Date: January 12, 2021

Category: Industry news

Author: Glen Hodgson

Following the publication of The Cumberlege Review, the UK government have been working through the report's recommendations. Head of healthcare, Glen Hodgson, reviews the recent updates pertaining to the forthcoming Medicines and Medical Devices Bill.

Glen_Hodgson_headshot_2018During the months that have followed the publication of Baroness Cumberlege’s Independent Medicines and Medical Devices Safety Review (IMMDR, or The Cumberlege Review), the UK government have been steadily putting plans in place in response to the recommendations outlined in the report.

In a release published yesterday, The Minister for Patient Safety, Suicide Prevention and Mental Health – Ms Nadine Dorries MP, provided an update on the implemented measures.

There are two key measures that stand out in this regard. The first lies in reference to the seventh recommendation in the IMMDR: “a central patient-identifiable database should be created by collecting key details of the implantation of all devices at the time of the operation. This can then be linked to specifically created registers to research and audit the outcomes both in terms of the device safety and patient reported outcomes measures”.

This will come into play as part of the amend to the forthcoming legislation of The Medicines and Medical Device Bill (The Bill) – “to create the power to establish a UK-wide medical device information system” which had been set into motion ahead if the publication of the IMMDR. Such a database will provide the means to achieve full traceability of all medicines and medical devices supplied to the UK health service, with record of which patient the medicine was provided to, or which patient a particular medical device has been implanted into”.
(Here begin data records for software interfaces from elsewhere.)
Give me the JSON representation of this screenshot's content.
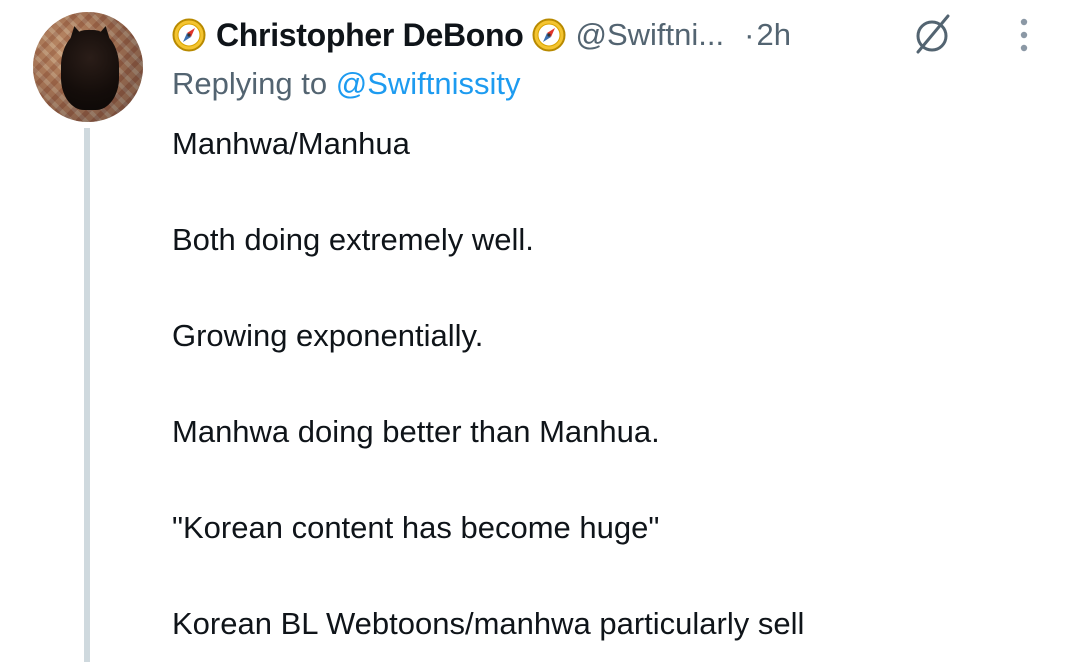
{
  "tweet": {
    "author_name": "Christopher DeBono",
    "handle": "@Swiftni...",
    "separator": "·",
    "time": "2h",
    "replying_prefix": "Replying to",
    "replying_to": "@Swiftnissity",
    "paragraphs": [
      "Manhwa/Manhua",
      "Both doing extremely well.",
      "Growing exponentially.",
      "Manhwa doing better than Manhua.",
      "\"Korean content has become huge\"",
      "Korean BL Webtoons/manhwa particularly sell"
    ]
  },
  "icons": {
    "badge_left": "compass-icon",
    "badge_right": "compass-icon",
    "status": "empty-set-icon",
    "menu": "more-vertical-icon"
  },
  "colors": {
    "text": "#0f1419",
    "muted": "#536471",
    "link": "#1d9bf0",
    "thread_line": "#cfd9de"
  }
}
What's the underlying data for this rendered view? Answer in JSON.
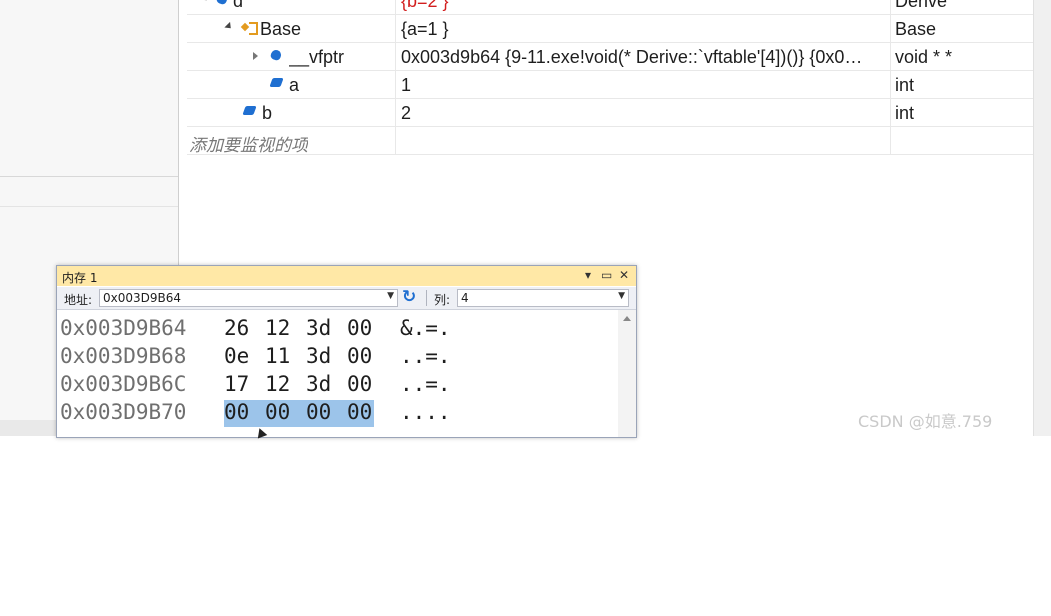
{
  "watch": {
    "rows": [
      {
        "name": "d",
        "value": "{b=2 }",
        "type": "Derive"
      },
      {
        "name": "Base",
        "value": "{a=1 }",
        "type": "Base"
      },
      {
        "name": "__vfptr",
        "value": "0x003d9b64 {9-11.exe!void(* Derive::`vftable'[4])()} {0x0…",
        "type": "void * *"
      },
      {
        "name": "a",
        "value": "1",
        "type": "int"
      },
      {
        "name": "b",
        "value": "2",
        "type": "int"
      }
    ],
    "placeholder": "添加要监视的项"
  },
  "memory": {
    "title": "内存 1",
    "controls": {
      "dropdown": "▾",
      "restore": "▭",
      "close": "✕"
    },
    "address_label": "地址:",
    "address_value": "0x003D9B64",
    "columns_label": "列:",
    "columns_value": "4",
    "rows": [
      {
        "addr": "0x003D9B64",
        "bytes": [
          "26",
          "12",
          "3d",
          "00"
        ],
        "ascii": "&.=."
      },
      {
        "addr": "0x003D9B68",
        "bytes": [
          "0e",
          "11",
          "3d",
          "00"
        ],
        "ascii": "..=."
      },
      {
        "addr": "0x003D9B6C",
        "bytes": [
          "17",
          "12",
          "3d",
          "00"
        ],
        "ascii": "..=."
      },
      {
        "addr": "0x003D9B70",
        "bytes": [
          "00",
          "00",
          "00",
          "00"
        ],
        "ascii": "....",
        "selected": true
      }
    ]
  },
  "watermark": "CSDN @如意.759"
}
For this, there will need to a be standardised approach for the unique identification of each medicine and/or medical device available for clinical use in the UK, as well as the capacity to be able to unambiguously identify every patient. Without either of these elements to standardise the capture of this information, achieving full traceability as a patient safety measure will forever be one of healthcare’s most formidable challenges.

The second in fact refers to the second recommendation: “the appointment of a Patient Safety Commissioner who would be an independent public leader with a statutory responsibility. The commissioner would champion the value of listening to patients and promoting users’ perspectives in seeking improvements to patient safety around the use of medicines and medical devices”, and this poses food for thought.

As part of the amendments made to The Bill, the government confirms a tabled amendment “to establish the role of an independent Patient Safety Commissioner”, to “act independently on behalf of patients”. This is where the evidence collated by the database will provide great benefit and valuable insight, notably for the post-market surveillance of products to prevent instances, such as those highlighted in the IMMDR, from arising in future.

These changes, among the others, will present a significant step change for healthcare – in that it equates traceability in a clinical setting with improved quality of care – and that step is one that is both necessary and perhaps, long overdue.